A deal would end months of speculation over a sale to potential bidders, which have included Lord Rothermere’s Daily Mail and General Trust, David Montgomery’s National World, German publisher Axel Springer (before it pulled out) and GB News investor Sir Paul Marshall.
Any transfer of ownership will be the subject of regulatory review, especially as fears rise in the UK over the influence the United Arab Emirates may have on British publications.
A group of Conservative Members of Parliament, writing to Culture Secretary Lucy Frazer and Deputy Prime Minister Oliver Dowden, urged “close scrutiny” of the deal.
In a letter published in Bloomberg over the weekend, they wrote: “Material influence over a quality national newspaper being passed to a foreign ruler at any time should raise concerns, but given the current geopolitical context, such a deal must be investigated.”
Zucker, who was pushed out at CNN in 2022 after failing to reveal his relationship with a co-worker, has been on the hunt for deals.
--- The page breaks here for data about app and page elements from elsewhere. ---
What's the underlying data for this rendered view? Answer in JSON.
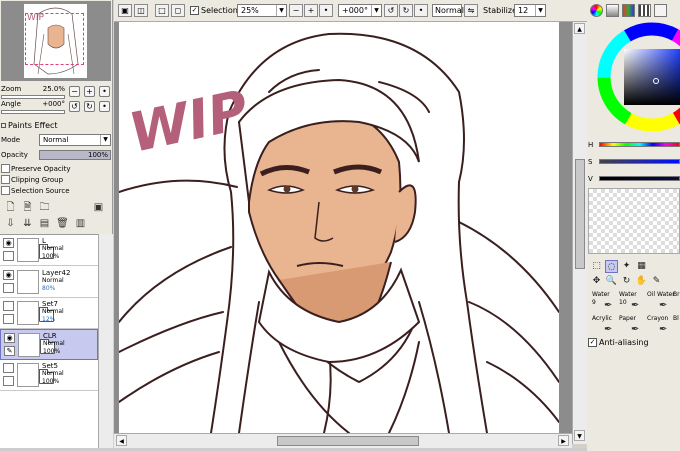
{
  "navigator": {
    "zoom_label": "Zoom",
    "zoom_value": "25.0%",
    "angle_label": "Angle",
    "angle_value": "+000°",
    "thumb_text": "WIP"
  },
  "paints_effect": {
    "title": "Paints Effect",
    "mode_label": "Mode",
    "mode_value": "Normal",
    "opacity_label": "Opacity",
    "opacity_value": "100%",
    "preserve_opacity": "Preserve Opacity",
    "clipping_group": "Clipping Group",
    "selection_source": "Selection Source"
  },
  "layers": [
    {
      "name": "L",
      "mode": "Normal",
      "opacity": "100%",
      "type": "folder",
      "visible": true,
      "selected": false,
      "op_color": "#000000"
    },
    {
      "name": "Layer42",
      "mode": "Normal",
      "opacity": "80%",
      "type": "layer",
      "visible": true,
      "selected": false,
      "op_color": "#2b6fbf"
    },
    {
      "name": "Set7",
      "mode": "Normal",
      "opacity": "12%",
      "type": "folder",
      "visible": false,
      "selected": false,
      "op_color": "#2b6fbf"
    },
    {
      "name": "CLR",
      "mode": "Normal",
      "opacity": "100%",
      "type": "folder",
      "visible": true,
      "selected": true,
      "op_color": "#000000"
    },
    {
      "name": "Set5",
      "mode": "Normal",
      "opacity": "100%",
      "type": "folder",
      "visible": false,
      "selected": false,
      "op_color": "#000000"
    }
  ],
  "toolbar": {
    "selection_label": "Selection",
    "zoom_value": "25%",
    "rotation_value": "+000°",
    "blend_mode": "Normal",
    "stabilizer_label": "Stabilizer",
    "stabilizer_value": "12"
  },
  "canvas": {
    "watermark_text": "WIP"
  },
  "color_panel": {
    "h_label": "H",
    "s_label": "S",
    "v_label": "V",
    "selected_color": "#0a0a4a"
  },
  "brushes": [
    {
      "name": "Water",
      "size": "9"
    },
    {
      "name": "Water",
      "size": "10"
    },
    {
      "name": "Oil Water",
      "size": ""
    },
    {
      "name": "Br",
      "size": ""
    },
    {
      "name": "Acrylic",
      "size": ""
    },
    {
      "name": "Paper",
      "size": ""
    },
    {
      "name": "Crayon",
      "size": ""
    },
    {
      "name": "Bl",
      "size": ""
    }
  ],
  "anti_aliasing": "Anti-aliasing",
  "colors": {
    "layer_selected_bg": "#c7c9ef",
    "wip_color": "#b5607a",
    "line_color": "#3b1f1f",
    "skin": "#e8b590"
  }
}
Last month, RedBird IMI scooped up a minority stake in online newsletter Front Office Sports.
Zucker had reportedly also been eyeing other media properties, including the Washington Post, Semafor, Puck and Air Mail — the media company founded by former Vanity Fair editor Graydon Carter.
He has yet to announce any deals with those properties.